“Current strategies used to identify the highest risk patients have often been inaccurate,” he adds. “We think that a blood test that makes use of microRNA biomarkers could replace existing strategies and more accurately predict which patients might experience poor outcomes and thereby identify who would most benefit from frequent monitoring and medical care.” Other investigators who are part of the NIH grant, “Plasma miRNA Predictors of Adverse Mechanical and Electrical Remodeling After Myocardial Infarction,” include BIDMC Director of Cardiovascular Research Anthony Rosenzweig, MD, and BWH investigators Raymond Y. Kwong, MD, MPH, and Mark Sabatine, MD, MPH.

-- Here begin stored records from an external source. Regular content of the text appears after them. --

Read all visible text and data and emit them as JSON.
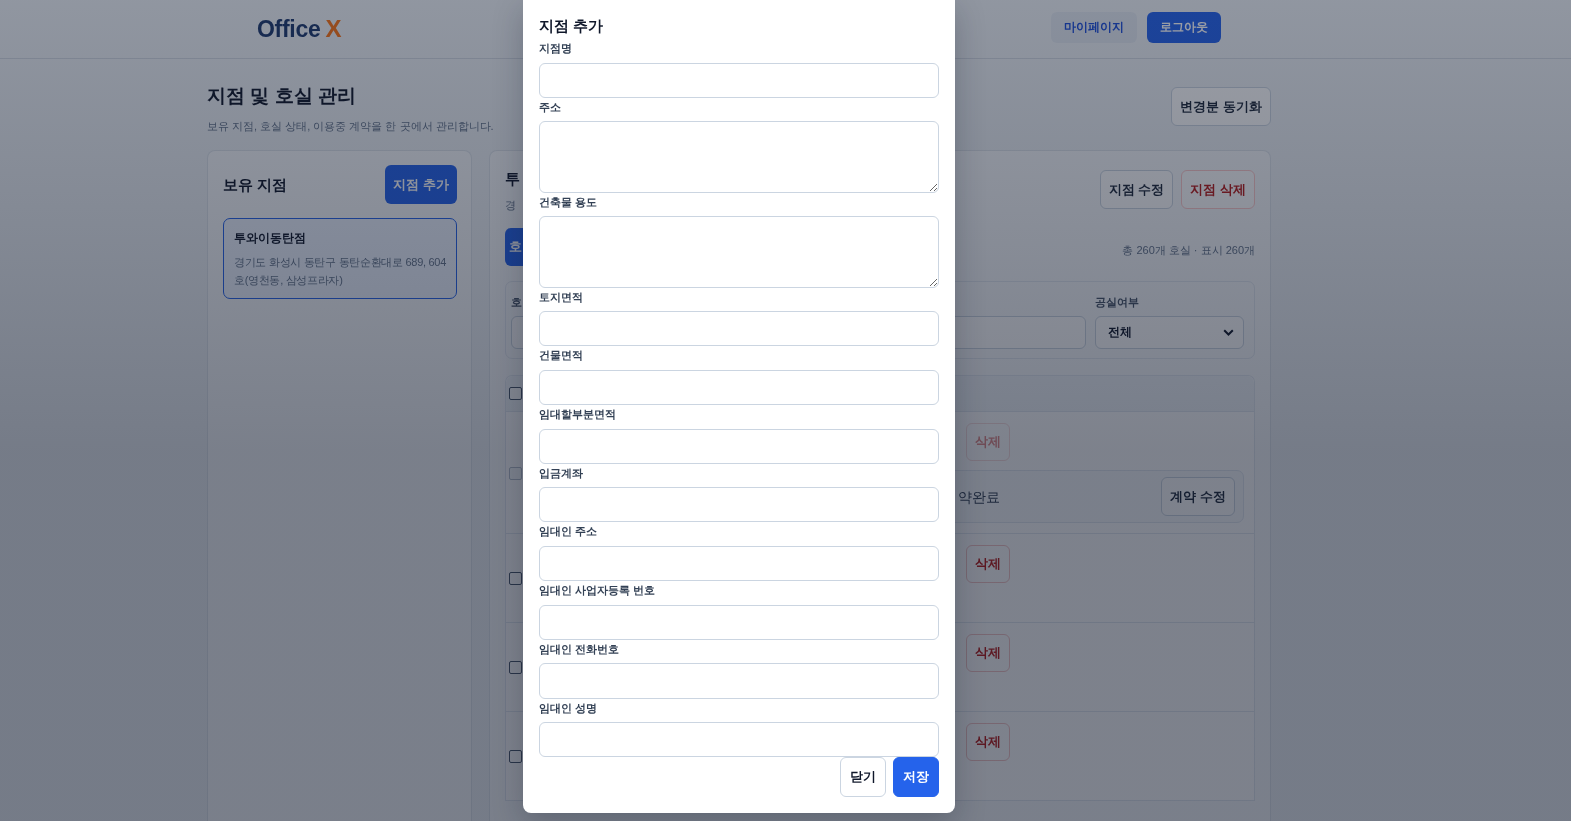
{
  "header": {
    "logo": {
      "text": "Office",
      "accent": "X"
    },
    "buttons": [
      {
        "label": "마이페이지",
        "kind": "secondary"
      },
      {
        "label": "로그아웃",
        "kind": "primary"
      }
    ]
  },
  "page": {
    "title": "지점 및 호실 관리",
    "subtitle": "보유 지점, 호실 상태, 이용중 계약을 한 곳에서 관리합니다.",
    "sync_button": "변경분 동기화"
  },
  "branch_panel": {
    "title": "보유 지점",
    "add_button": "지점 추가",
    "branches": [
      {
        "name": "투와이동탄점",
        "address": "경기도 화성시 동탄구 동탄순환대로 689, 604호(영천동, 삼성프라자)",
        "selected": true
      }
    ]
  },
  "detail_panel": {
    "title": "투",
    "subtitle": "경",
    "buttons": [
      {
        "label": "지점 수정",
        "kind": "default"
      },
      {
        "label": "지점 삭제",
        "kind": "danger"
      }
    ],
    "primary_button": "호",
    "summary": "총 260개 호실 · 표시 260개",
    "filters": [
      {
        "kind": "input",
        "label": "호"
      },
      {
        "kind": "input"
      },
      {
        "kind": "select",
        "label": "공실여부",
        "value": "전체"
      }
    ],
    "list_header": {
      "checked": false
    },
    "rows": [
      {
        "checked": false,
        "disabled": true,
        "delete_button": "삭제",
        "contract": {
          "status": "약완료",
          "edit_button": "계약 수정"
        }
      },
      {
        "checked": false,
        "disabled": false,
        "delete_button": "삭제"
      },
      {
        "checked": false,
        "disabled": false,
        "delete_button": "삭제"
      },
      {
        "checked": false,
        "disabled": false,
        "delete_button": "삭제"
      }
    ]
  },
  "dialog": {
    "title": "지점 추가",
    "fields": [
      {
        "label": "지점명",
        "kind": "input"
      },
      {
        "label": "주소",
        "kind": "textarea"
      },
      {
        "label": "건축물 용도",
        "kind": "textarea"
      },
      {
        "label": "토지면적",
        "kind": "input"
      },
      {
        "label": "건물면적",
        "kind": "input"
      },
      {
        "label": "임대할부분면적",
        "kind": "input"
      },
      {
        "label": "입금계좌",
        "kind": "input"
      },
      {
        "label": "임대인 주소",
        "kind": "input"
      },
      {
        "label": "임대인 사업자등록 번호",
        "kind": "input"
      },
      {
        "label": "임대인 전화번호",
        "kind": "input"
      },
      {
        "label": "임대인 성명",
        "kind": "input"
      }
    ],
    "buttons": [
      {
        "label": "닫기",
        "kind": "secondary"
      },
      {
        "label": "저장",
        "kind": "primary"
      }
    ]
  }
}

microRNAs are one type of extracellular RNA. Once considered nothing more than genomic “junk,” microRNAs have more recently been recognized as playing a key role in cellular functions. Several years ago, scientists began to recognize that these small, noncoding RNAs were not only found inside cells, but could also be found in blood and other tissue fluids.

Using patient plasma samples from extensively characterized patients who have suffered heart attacks, the scientific team will first identify which specific microRNAs are related to poor heart remodeling. They will then use cell culture and animal models of heart disease to further prioritize which microRNAs play a functional role in disease progression. Finally, the investigators will validate these prioritized microRNAs as prognostic markers for poor health outcomes after heart attacks in a large prospective clinical trial.

“Ultimately, we think that miRNA-based tests could replace current tests to predict which patients might be at risk of complications and, therefore, be good candidates to receive an implanted defibrillator,” says Das. “At the same time, we hope to be able to better predict which individuals are at less risk of complications – and thereby spare them unnecessary and costly procedures.”

Beth Israel Deaconess Medical Center is a patient care, teaching and research affiliate of Harvard Medical School, and currently ranks third in National Institutes of Health funding among independent hospitals nationwide.

BIDMC has a network of community partners that includes Beth Israel Deaconess Hospital-Milton, Beth Israel Deaconess Hospital-Needham, Anna Jaques Hospital, Cambridge Health Alliance, Lawrence General Hospital, Signature Health Care, Commonwealth Hematology-Oncology, Beth Israel Deaconess HealthCare, Community Care Alliance, and Atrius Health. BIDMC is also clinically affiliated with the Joslin Diabetes Center and Hebrew Senior Life and is a research partner of Dana-Farber/Harvard Cancer Center. BIDMC is the official hospital of the Boston Red Sox. For more information, visit www.bidmc.org.

Source: Beth Israel Deaconess Medical Center